Mitigate utilization risk
By leasing equipment, companies are empowered to focus their time on maximizing equipment usage as opposed to worrying about logistics associated with owning equipment. Customers can also mitigate any risks related to capacity fluctuations by negotiating with the lessee to either replace or redeploy equipment at the end of the lease term. Leasing also deescalates utilization issues by allowing the customer to better manage any additional capacity that is needed during economic expansion but would otherwise cause a potential excess of capacity during other business periods. In the same vein, leasing can be tied to a particular project or contract. This then allows the lessee to accurately build in the true cost of equipment into their contract and their budget.
Limit asset risk
Beyond enhancing threat management with equipment utilization, leasing also limits the amount of risk that businesses take on when obtaining assets. As customers and consumers alike grow increasingly reliant on technology and innovation, leasing offers businesses the opportunity to stay current with the latest equipment and stray away from technological obsolescence as well as the risks this may pose to growth potential. The ability to return equipment at the end of the term can also reduce maintenance costs and improve uptime and productivity. In addition, leasing is a reliable option for business owners who are not experienced in the nuances of selling used equipment. Considering the volatility in the used equipment sales market is an ongoing risk for the customer, lessors can lessen the risks that customers take on by attempting to maximize the re-sale values of the equipment and thus providing the customer with better up-front pricing.

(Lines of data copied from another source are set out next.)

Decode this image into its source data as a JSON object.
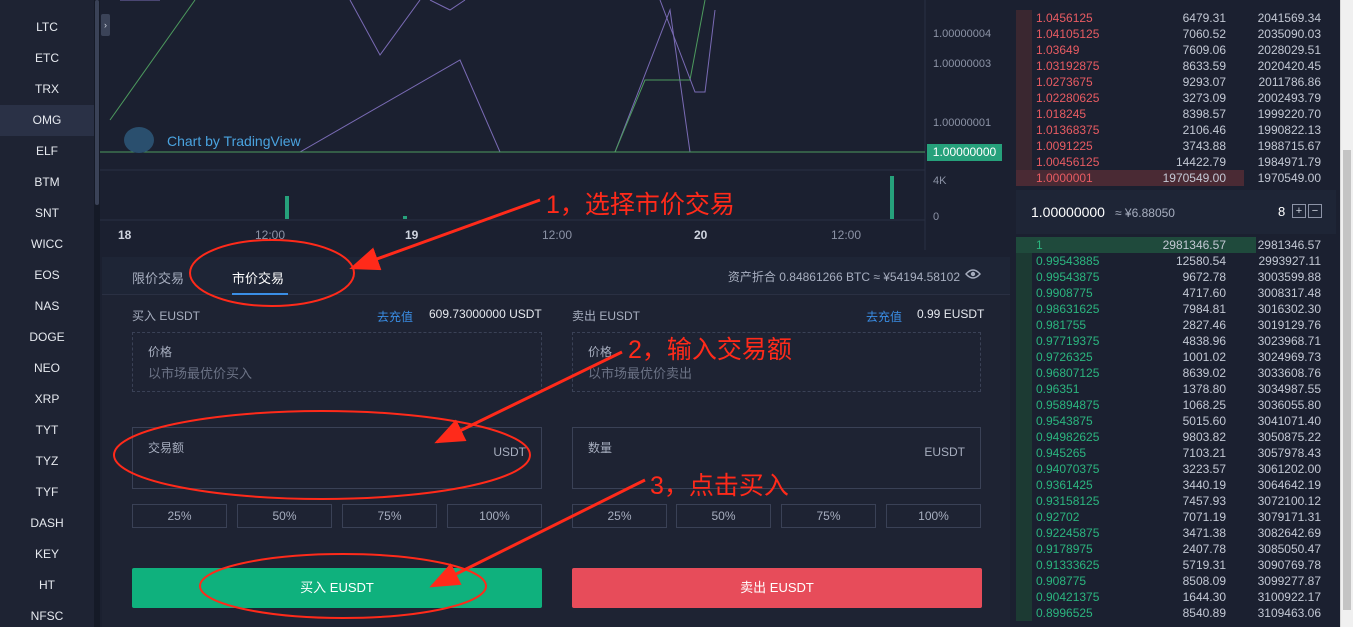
{
  "coins": [
    "LTC",
    "ETC",
    "TRX",
    "OMG",
    "ELF",
    "BTM",
    "SNT",
    "WICC",
    "EOS",
    "NAS",
    "DOGE",
    "NEO",
    "XRP",
    "TYT",
    "TYZ",
    "TYF",
    "DASH",
    "KEY",
    "HT",
    "NFSC"
  ],
  "active_coin_index": 3,
  "chart": {
    "price_labels": [
      "1.00000004",
      "1.00000003",
      "1.00000001"
    ],
    "last_price": "1.00000000",
    "volume_max_label": "4K",
    "volume_zero_label": "0",
    "time_labels": [
      "18",
      "12:00",
      "19",
      "12:00",
      "20",
      "12:00"
    ],
    "watermark": "Chart by TradingView"
  },
  "trade": {
    "tabs": [
      "限价交易",
      "市价交易"
    ],
    "active_tab_index": 1,
    "asset_summary": "资产折合 0.84861266 BTC ≈ ¥54194.58102",
    "buy": {
      "title": "买入 EUSDT",
      "deposit_link": "去充值",
      "balance": "609.73000000 USDT",
      "price_label": "价格",
      "price_placeholder": "以市场最优价买入",
      "amount_label": "交易额",
      "amount_unit": "USDT",
      "percent_buttons": [
        "25%",
        "50%",
        "75%",
        "100%"
      ],
      "button": "买入 EUSDT"
    },
    "sell": {
      "title": "卖出 EUSDT",
      "deposit_link": "去充值",
      "balance": "0.99 EUSDT",
      "price_label": "价格",
      "price_placeholder": "以市场最优价卖出",
      "amount_label": "数量",
      "amount_unit": "EUSDT",
      "percent_buttons": [
        "25%",
        "50%",
        "75%",
        "100%"
      ],
      "button": "卖出 EUSDT"
    }
  },
  "annotations": [
    "1，选择市价交易",
    "2，输入交易额",
    "3，点击买入"
  ],
  "orderbook": {
    "asks": [
      [
        "1.0456125",
        "6479.31",
        "2041569.34"
      ],
      [
        "1.04105125",
        "7060.52",
        "2035090.03"
      ],
      [
        "1.03649",
        "7609.06",
        "2028029.51"
      ],
      [
        "1.03192875",
        "8633.59",
        "2020420.45"
      ],
      [
        "1.0273675",
        "9293.07",
        "2011786.86"
      ],
      [
        "1.02280625",
        "3273.09",
        "2002493.79"
      ],
      [
        "1.018245",
        "8398.57",
        "1999220.70"
      ],
      [
        "1.01368375",
        "2106.46",
        "1990822.13"
      ],
      [
        "1.0091225",
        "3743.88",
        "1988715.67"
      ],
      [
        "1.00456125",
        "14422.79",
        "1984971.79"
      ],
      [
        "1.0000001",
        "1970549.00",
        "1970549.00"
      ]
    ],
    "mid_price": "1.00000000",
    "mid_cny": "≈ ¥6.88050",
    "depth": "8",
    "bids": [
      [
        "1",
        "2981346.57",
        "2981346.57"
      ],
      [
        "0.99543885",
        "12580.54",
        "2993927.11"
      ],
      [
        "0.99543875",
        "9672.78",
        "3003599.88"
      ],
      [
        "0.9908775",
        "4717.60",
        "3008317.48"
      ],
      [
        "0.98631625",
        "7984.81",
        "3016302.30"
      ],
      [
        "0.981755",
        "2827.46",
        "3019129.76"
      ],
      [
        "0.97719375",
        "4838.96",
        "3023968.71"
      ],
      [
        "0.9726325",
        "1001.02",
        "3024969.73"
      ],
      [
        "0.96807125",
        "8639.02",
        "3033608.76"
      ],
      [
        "0.96351",
        "1378.80",
        "3034987.55"
      ],
      [
        "0.95894875",
        "1068.25",
        "3036055.80"
      ],
      [
        "0.9543875",
        "5015.60",
        "3041071.40"
      ],
      [
        "0.94982625",
        "9803.82",
        "3050875.22"
      ],
      [
        "0.945265",
        "7103.21",
        "3057978.43"
      ],
      [
        "0.94070375",
        "3223.57",
        "3061202.00"
      ],
      [
        "0.9361425",
        "3440.19",
        "3064642.19"
      ],
      [
        "0.93158125",
        "7457.93",
        "3072100.12"
      ],
      [
        "0.92702",
        "7071.19",
        "3079171.31"
      ],
      [
        "0.92245875",
        "3471.38",
        "3082642.69"
      ],
      [
        "0.9178975",
        "2407.78",
        "3085050.47"
      ],
      [
        "0.91333625",
        "5719.31",
        "3090769.78"
      ],
      [
        "0.908775",
        "8508.09",
        "3099277.87"
      ],
      [
        "0.90421375",
        "1644.30",
        "3100922.17"
      ],
      [
        "0.8996525",
        "8540.89",
        "3109463.06"
      ]
    ]
  }
}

A New Lease On Your Equipment’s Life
Considering current disruptive financial forces like high-interest rates and persistent inflation, businesses can be initiative-taking in protecting against any potential threats that the economic environment may bring by choosing to lease equipment. Flexible payment structures can be catered around customer cash flows, allowing companies to be more strategic with their cash management and encouraging investment in other areas of the business. Equipment leasing options also reduce exposure to business risks including capacity fluctuations, technological obsolescence, economic cycles, productivity, and maintenance. Overall, while purchasing and financing have their merits, leasing equipment empowers businesses to navigate the competitive yet uncertain marketplace while preserving capital and mitigating threats.
About the Authors:
Dan McKirgan is a senior vice president and middle market regional sales manager for Wells Fargo Commercial Capital Equipment Finance. Based in Phoenix, Dan leads the West regional equipment finance originations team in 8 states focused on delivering equipment finance products and services to middle-market banking customers and prospects.
Derek Coe is a senior vice president and Wells Fargo Commercial Capital (WFCC) Regional Sales Manager for the Bank Channel of Wells Fargo Equipment Finance (WFEF). Based in Evansville, IN, he is responsible for a team of Territory Managers originating equipment finance transactions for Wells Fargo Bank and Wells Fargo Capital Finance customers and prospects in the East Region as well as sourcing opportunities for WFEF specialty businesses. Derek has extensive lease product and senior debt structuring experience and has deep domain expertise across a variety of industries and collateral types.